Closing Comment: As a follower of Endurance News Weekly, you've no doubt noticed that, of late, we've been writing more frequently about diet and other topics related to overall health. In fact, since late October 2022, only 2 of the last 12 articles were about supplementation and fueling. Oh, we’ll keep writing about both of those, no question about it. However, while proper fueling and prudent supplementation are unquestionably important, we firmly believe that both take a back seat to first making sure we do whatever we can to maintain optimal health. This position is eloquently stated by one of Hammer's long-time friends and contributors to many of our knowledge resources: “You must be a healthy person first, an athlete second, and an endurance athlete third.”
We found the article very informative and thought provoking. The reference to nano nutrients especially caught my attention. I recently watched a presentation about a product line of nano nutrients that are ingested as a spray and supposedly mostly absorbed in the mouth. The concept resonated with me as I always been suspicious of how much is absorbed from pills. I would like to know what Hammer has to say or offer in this area of nano nutrients.
Hammer Nutrition replied:
Hello Walter, Thank you for your comment and question regarding non nutrients. Oral or sublingual (literally under the tongue) absorption definitely offers greater % vs. ingested nutrients, and usually much faster as they go directly into the blood stream. That being said, relatively little actual content can be absorbed this way, micrograms, not milligrams. That’s why the application is for nano or micro nutrients. For this reason vitamins, minerals and nutrients like CoQ10, where you want to take many or hundreds of milligrams per day, oral/sublingual is not possible, which in turn limits it’s appeal to us. BDF

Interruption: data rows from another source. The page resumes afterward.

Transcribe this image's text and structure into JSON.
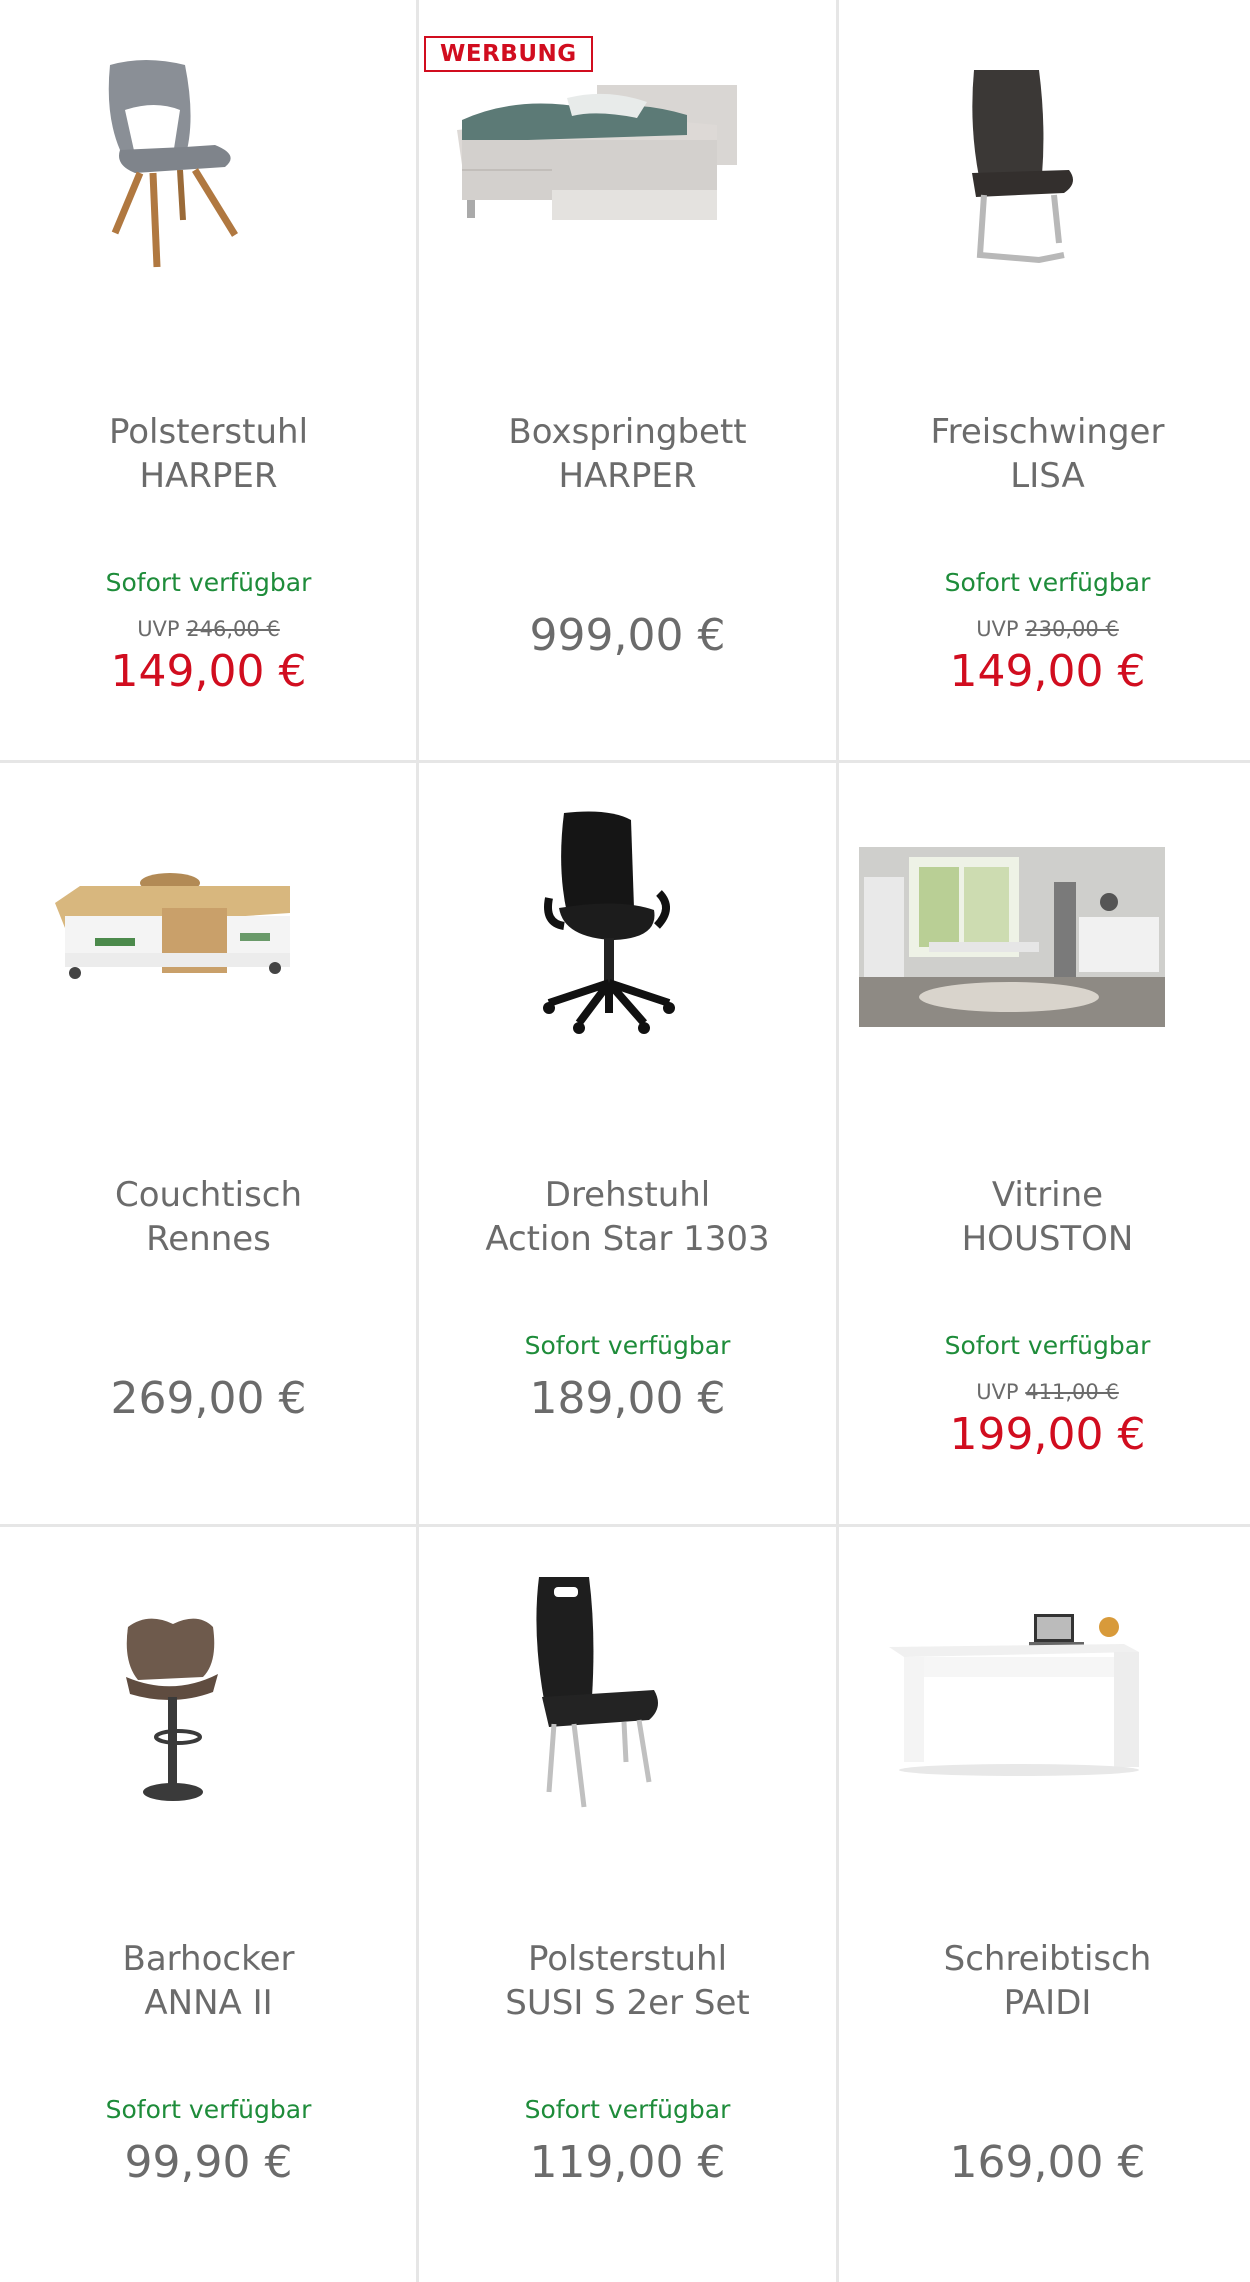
{
  "ad_badge": "WERBUNG",
  "products": [
    {
      "name_line1": "Polsterstuhl",
      "name_line2": "HARPER",
      "availability": "Sofort verfügbar",
      "uvp_label": "UVP",
      "uvp_price": "246,00 €",
      "price": "149,00 €",
      "image": "upholstered-chair-grey-icon"
    },
    {
      "name_line1": "Boxspringbett",
      "name_line2": "HARPER",
      "availability": "",
      "uvp_label": "",
      "uvp_price": "",
      "price": "999,00 €",
      "image": "boxspring-bed-icon",
      "sponsored": true
    },
    {
      "name_line1": "Freischwinger",
      "name_line2": "LISA",
      "availability": "Sofort verfügbar",
      "uvp_label": "UVP",
      "uvp_price": "230,00 €",
      "price": "149,00 €",
      "image": "cantilever-chair-icon"
    },
    {
      "name_line1": "Couchtisch",
      "name_line2": "Rennes",
      "availability": "",
      "uvp_label": "",
      "uvp_price": "",
      "price": "269,00 €",
      "image": "coffee-table-icon"
    },
    {
      "name_line1": "Drehstuhl",
      "name_line2": "Action Star 1303",
      "availability": "Sofort verfügbar",
      "uvp_label": "",
      "uvp_price": "",
      "price": "189,00 €",
      "image": "office-chair-icon"
    },
    {
      "name_line1": "Vitrine",
      "name_line2": "HOUSTON",
      "availability": "Sofort verfügbar",
      "uvp_label": "UVP",
      "uvp_price": "411,00 €",
      "price": "199,00 €",
      "image": "living-room-photo-icon"
    },
    {
      "name_line1": "Barhocker",
      "name_line2": "ANNA II",
      "availability": "Sofort verfügbar",
      "uvp_label": "",
      "uvp_price": "",
      "price": "99,90 €",
      "image": "bar-stool-icon"
    },
    {
      "name_line1": "Polsterstuhl",
      "name_line2": "SUSI S 2er Set",
      "availability": "Sofort verfügbar",
      "uvp_label": "",
      "uvp_price": "",
      "price": "119,00 €",
      "image": "black-chair-icon"
    },
    {
      "name_line1": "Schreibtisch",
      "name_line2": "PAIDI",
      "availability": "",
      "uvp_label": "",
      "uvp_price": "",
      "price": "169,00 €",
      "image": "desk-icon"
    }
  ],
  "colors": {
    "sale_price": "#d10d1f",
    "availability": "#1e8c3a",
    "text": "#6b6b6b",
    "divider": "#e6e6e6"
  }
}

Thank you for this article – long time Hammer person here. What about the effects of titanium dioxide in sunscreen? For those of us who use physical sun blockers…..should we stick with it or go back to zinc dioxide or? Many thanks as always for properly sourced articles and the information you share. KJ
Hammer Answer –
Hi Katherine, Thank you for your comment, support and great question. Whether it goes in your body or on it, chemicals like this are to avoided if possible. That being said, sunscreen and sun exposure are a big challenge for most endurance athletes. We searched for years for a “clean” sunscreen and even found one out of Australia, but it ended up functionally impossible to use. It needed to be applied 60-90 minutes before exposure, did not absorb, leaving skin surface oily and was not even partly sweat or water proof. We’re still searching. In the mean time, I try address it as follows – avoiding sun when not exercising, then split the time in the sun between spf 30-50 and no sunscreen at all. Not exactly scientific or ideal, but seems like a reasonable compromise. BDF
Rats. My diet is exemplary, but I checked the label on my chewing gum and-yup, titanium dioxide.
Thanks for this article. I’ve always wondered about eating something that is used in paint production! I started to use HEED because I liked the fact that it is low in sugar and has no food coloring. Keep up the good work!!